***** Input material

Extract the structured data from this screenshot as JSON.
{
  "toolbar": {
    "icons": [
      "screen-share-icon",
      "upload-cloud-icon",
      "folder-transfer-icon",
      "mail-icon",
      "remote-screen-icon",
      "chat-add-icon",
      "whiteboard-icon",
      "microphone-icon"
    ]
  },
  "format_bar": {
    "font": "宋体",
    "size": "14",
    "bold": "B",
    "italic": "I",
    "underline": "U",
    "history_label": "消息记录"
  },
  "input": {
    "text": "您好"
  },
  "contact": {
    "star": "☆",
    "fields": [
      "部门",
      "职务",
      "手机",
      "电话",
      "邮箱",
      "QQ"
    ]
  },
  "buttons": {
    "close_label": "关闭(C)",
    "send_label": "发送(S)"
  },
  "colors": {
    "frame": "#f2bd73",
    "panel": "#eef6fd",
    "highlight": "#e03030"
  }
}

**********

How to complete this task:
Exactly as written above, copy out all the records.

Finished exercise:
Extract the structured data from this screenshot as JSON.
{
  "toolbar": {
    "icons": [
      "screen-share-icon",
      "upload-cloud-icon",
      "folder-transfer-icon",
      "mail-icon",
      "remote-screen-icon",
      "chat-add-icon",
      "whiteboard-icon",
      "microphone-icon"
    ]
  },
  "format_bar": {
    "font": "宋体",
    "size": "14",
    "bold": "B",
    "italic": "I",
    "underline": "U",
    "history_label": "消息记录"
  },
  "input": {
    "text": "您好"
  },
  "contact": {
    "star": "☆",
    "fields": [
      "部门",
      "职务",
      "手机",
      "电话",
      "邮箱",
      "QQ"
    ]
  },
  "buttons": {
    "close_label": "关闭(C)",
    "send_label": "发送(S)"
  },
  "colors": {
    "frame": "#f2bd73",
    "panel": "#eef6fd",
    "highlight": "#e03030"
  }
}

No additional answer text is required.